9. Is self-esteem consistent from childhood to adulthood?
>> Self-esteem is not consistent. From childhood to adulthood, many things can intervene to change it. But I want to say that it's really better to think of self-esteem not as something a child or an adult has, but as something that they seek. Everyone wants to feel good about themselves and what we need to do is teach children to seek self-esteem in ways that enhance their learning. Not to seek self-esteem in ways that stunt their learning and not to seek self-esteem by feeling better than others or by not trying something difficult or by stopping their work in school to preserve their egos. So, we have to teach them to love effort and learning and challenges as a way to feel good about themselves rather than looking smart as a way to feel good about themselves.
10. What is personality and how does it relate to self-esteem?
>> The way I think about personality is this: Many researchers emphasize these very global traits of personality and that is one way to think about people, are they conscientious, are they agreeable, are they extroverted? But in other part of personality that I focus on are the beliefs and the belief systems that people developed. Not only is this a fundamental part of personality and not only does their belief system underline many of these broad traits, but these belief systems play an incredibly important role in how well people function in their lives. Not only that, but these beliefs can be changed to help people function better. We've changed people's beliefs about their intelligence and they function better. Other people have changed people's beliefs about relationships and they function better and the most successful therapy that we know, cognitive behavioral therapy changes people's beliefs and helps them function better. And I argue that by changing people's beliefs, you are changing their personality.

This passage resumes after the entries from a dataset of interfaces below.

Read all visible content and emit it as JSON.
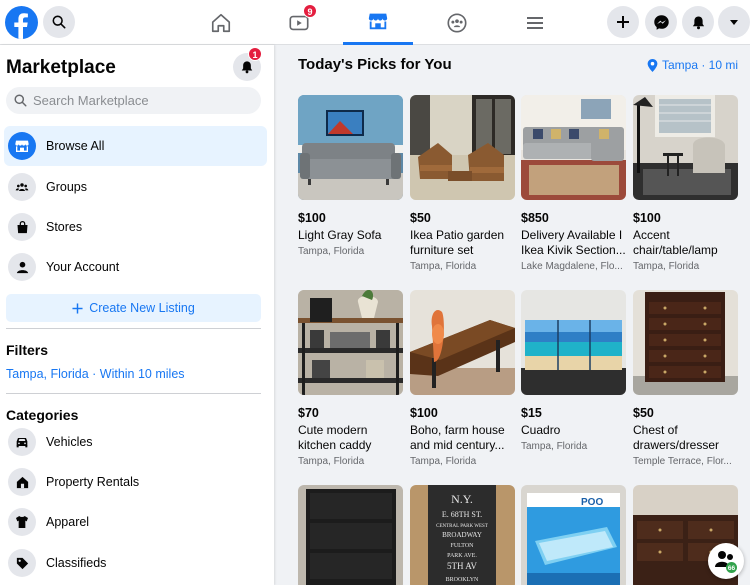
{
  "header": {
    "active_tab": "marketplace",
    "watch_badge": "9",
    "accent": "#1877f2"
  },
  "sidebar": {
    "title": "Marketplace",
    "notification_badge": "1",
    "search_placeholder": "Search Marketplace",
    "nav": [
      {
        "label": "Browse All",
        "icon": "storefront-icon"
      },
      {
        "label": "Groups",
        "icon": "groups-icon"
      },
      {
        "label": "Stores",
        "icon": "bag-icon"
      },
      {
        "label": "Your Account",
        "icon": "person-icon"
      }
    ],
    "create_label": "Create New Listing",
    "filters_title": "Filters",
    "filter_value": "Tampa, Florida · Within 10 miles",
    "categories_title": "Categories",
    "categories": [
      {
        "label": "Vehicles",
        "icon": "car-icon"
      },
      {
        "label": "Property Rentals",
        "icon": "house-icon"
      },
      {
        "label": "Apparel",
        "icon": "shirt-icon"
      },
      {
        "label": "Classifieds",
        "icon": "tag-icon"
      }
    ]
  },
  "main": {
    "title": "Today's Picks for You",
    "location": "Tampa · 10 mi",
    "listings": [
      {
        "price": "$100",
        "title": "Light Gray Sofa",
        "location": "Tampa, Florida"
      },
      {
        "price": "$50",
        "title": "Ikea Patio garden furniture set",
        "location": "Tampa, Florida"
      },
      {
        "price": "$850",
        "title": "Delivery Available I Ikea Kivik Section...",
        "location": "Lake Magdalene, Flo..."
      },
      {
        "price": "$100",
        "title": "Accent chair/table/lamp",
        "location": "Tampa, Florida"
      },
      {
        "price": "$70",
        "title": "Cute modern kitchen caddy",
        "location": "Tampa, Florida"
      },
      {
        "price": "$100",
        "title": "Boho, farm house and mid century...",
        "location": "Tampa, Florida"
      },
      {
        "price": "$15",
        "title": "Cuadro",
        "location": "Tampa, Florida"
      },
      {
        "price": "$50",
        "title": "Chest of drawers/dresser",
        "location": "Temple Terrace, Flor..."
      }
    ],
    "photo_sign_text": [
      "N.Y.",
      "E. 68TH ST.",
      "CENTRAL PARK WEST",
      "BROADWAY",
      "FULTON",
      "PARK AVE.",
      "5TH AV",
      "BROOKLYN"
    ],
    "photo_box_text": "POO",
    "contacts_count": "66"
  }
}
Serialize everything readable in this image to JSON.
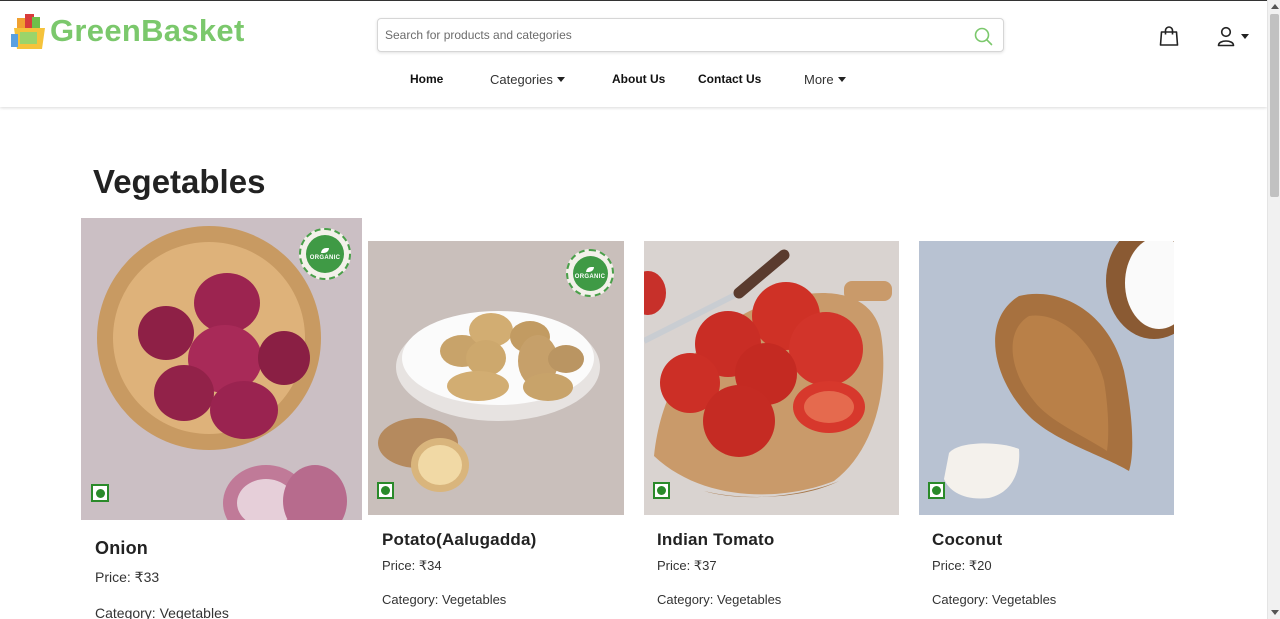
{
  "brand": {
    "name": "GreenBasket"
  },
  "search": {
    "placeholder": "Search for products and categories"
  },
  "nav": {
    "items": [
      {
        "label": "Home"
      },
      {
        "label": "Categories"
      },
      {
        "label": "About Us"
      },
      {
        "label": "Contact Us"
      },
      {
        "label": "More"
      }
    ]
  },
  "page": {
    "title": "Vegetables"
  },
  "products": [
    {
      "name": "Onion",
      "price": "Price: ₹33",
      "category": "Category: Vegetables",
      "organic": true,
      "badge_text": "ORGANIC"
    },
    {
      "name": "Potato(Aalugadda)",
      "price": "Price: ₹34",
      "category": "Category: Vegetables",
      "organic": true,
      "badge_text": "ORGANIC"
    },
    {
      "name": "Indian Tomato",
      "price": "Price: ₹37",
      "category": "Category: Vegetables",
      "organic": false
    },
    {
      "name": "Coconut",
      "price": "Price: ₹20",
      "category": "Category: Vegetables",
      "organic": false
    }
  ],
  "colors": {
    "brand": "#7bc86c",
    "veg_mark": "#2a8a2a",
    "organic_badge": "#3f9a45"
  },
  "icons": {
    "search": "search-icon",
    "cart": "shopping-bag-icon",
    "account": "user-icon",
    "veg": "veg-mark-icon"
  }
}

11. Has anything surprised you in your research?
>> There are a few things that have really surprised me. But I think the thing that surprises me the most is how attuned people are to the messages in their environment, so that one sentence of praise can put people in a whole different motivational framework, where they function differently. People really are asking themselves what is valued here? How should I be to succeed in this environment? And that's why I think it's incredibly important for us to design our environments to foster learning and development in people -- in schools and the workplace and home.
12. What direction do you see your research heading?
>> My research I think will always revolve around how people think about themselves and their relationships and what beliefs lead us to develop our skills and be successful in those arenas, reach our goals and the goals that we cherish. And what belief--first is what beliefs, kind of, hang us up under minor achievement, under minor relationships make us less caring and affective people"(Dweck